Significantly, the Court confirmed that the housing crisis is a matter of statewide concern and that the Legislature can therefore impinge upon a Charter City’s normally broad authority over its municipal affairs so long as the restriction of local authority is not overly broad.  In this case, the Court found that the extent to which SB 35 limited the City’s authority over historic preservation was not overly broad, and thus allowable.  This aspect of the Court’s opinion augurs well for the raft of recent state housing legislation, much of which restricts local discretion.

Finally, the Court rejected the notion that SB 35 does not apply to mixed-use projects except where the zoning requires at least 2/3 of the square footage to be residential.  The Court saw this interpretation of SB 35 as “strained and unreasonable” and concluded it “makes no sense in light of the statute’s purpose” to facilitate housing.  The Court affirmed that SB 35 is available so long as the project itself designates at least 2/3 of its square footage for residential use.

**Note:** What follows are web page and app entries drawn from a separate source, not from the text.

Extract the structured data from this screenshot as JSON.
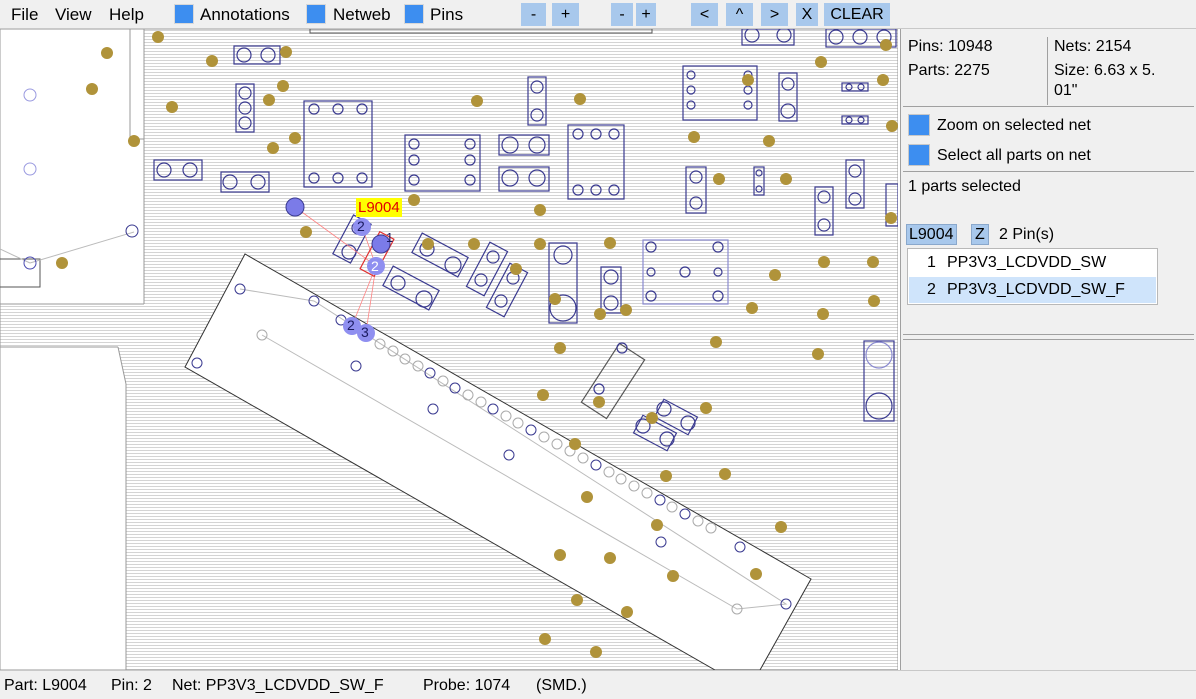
{
  "menu": {
    "file": "File",
    "view": "View",
    "help": "Help"
  },
  "toolbar": {
    "annotations_label": "Annotations",
    "netweb_label": "Netweb",
    "pins_label": "Pins",
    "zoom_out_1": "-",
    "zoom_in_1": "+",
    "zoom_out_2": "-",
    "zoom_in_2": "+",
    "nav_left": "<",
    "nav_up": "^",
    "nav_right": ">",
    "close": "X",
    "clear": "CLEAR"
  },
  "colors": {
    "accent_checkbox": "#3d8ef0",
    "button_bg": "#a8c8ec",
    "via_fill": "#b0933a",
    "pad_stroke": "#3a3a90",
    "selected_part": "#e03030",
    "label_bg": "#ffff00",
    "label_text": "#e00000",
    "highlight_pin": "#7b7be8"
  },
  "board": {
    "selected_part_label": "L9004",
    "pin_labels": [
      "2",
      "1",
      "2",
      "2",
      "3"
    ]
  },
  "stats": {
    "pins": "Pins: 10948",
    "parts": "Parts: 2275",
    "nets": "Nets: 2154",
    "size_line1": "Size: 6.63 x 5.",
    "size_line2": "01\""
  },
  "options": {
    "zoom_selected_net": "Zoom on selected net",
    "select_all_parts": "Select all parts on net"
  },
  "selection": {
    "parts_selected": "1 parts selected",
    "part_name": "L9004",
    "z_button": "Z",
    "pin_count": "2 Pin(s)"
  },
  "nets": [
    {
      "num": "1",
      "name": "PP3V3_LCDVDD_SW"
    },
    {
      "num": "2",
      "name": "PP3V3_LCDVDD_SW_F"
    }
  ],
  "status": {
    "part": "Part: L9004",
    "pin": "Pin: 2",
    "net": "Net: PP3V3_LCDVDD_SW_F",
    "probe": "Probe: 1074",
    "type": "(SMD.)"
  }
}
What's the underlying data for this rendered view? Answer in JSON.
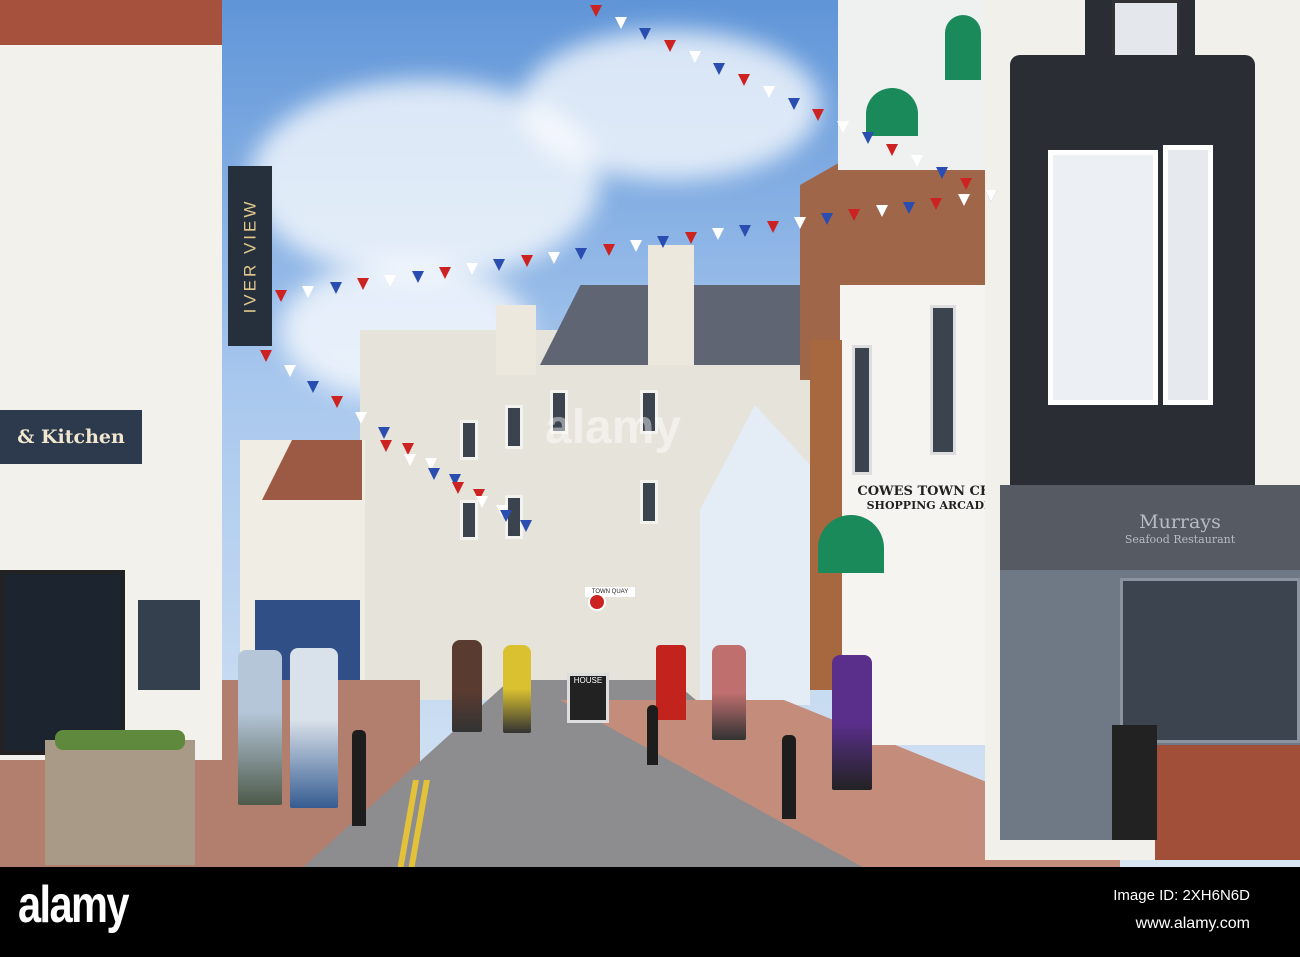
{
  "photo": {
    "signs": {
      "kitchen": "& Kitchen",
      "river_view": "IVER VIEW",
      "arcade_line1": "COWES TOWN CEN",
      "arcade_line2": "SHOPPING ARCADE",
      "restaurant_name": "Murrays",
      "restaurant_sub": "Seafood Restaurant",
      "aboard": "HOUSE",
      "street": "TOWN QUAY"
    },
    "watermark": "alamy"
  },
  "footer": {
    "logo": "alamy",
    "image_id": "Image ID: 2XH6N6D",
    "url": "www.alamy.com"
  },
  "colors": {
    "sky": "#6a9edc",
    "awning": "#1a8a5a",
    "footer": "#000000"
  }
}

We expect the project sponsor will recover its attorney fees associated with the litigation given that the lawsuit ensured that the City would follow state housing law.  The Court’s opinion already provides for the sponsor to recover its costs (exclusive of attorney fees) related to the appeal.


Authored by Reuben, Junius & Rose, LLP Attorney Matthew Visick.

The issues discussed in this update are not intended to be legal advice and no attorney-client relationship is established with the recipient.  Readers should consult with legal counsel before relying on any of the information contained herein.  Reuben, Junius & Rose, LLP is a full service real estate law firm.  We specialize in land use, development and entitlement law.  We also provide a wide range of transactional services, including leasing, acquisitions and sales, formation of limited liability companies and other entities, lending/workout assistance, subdivision and condominium work.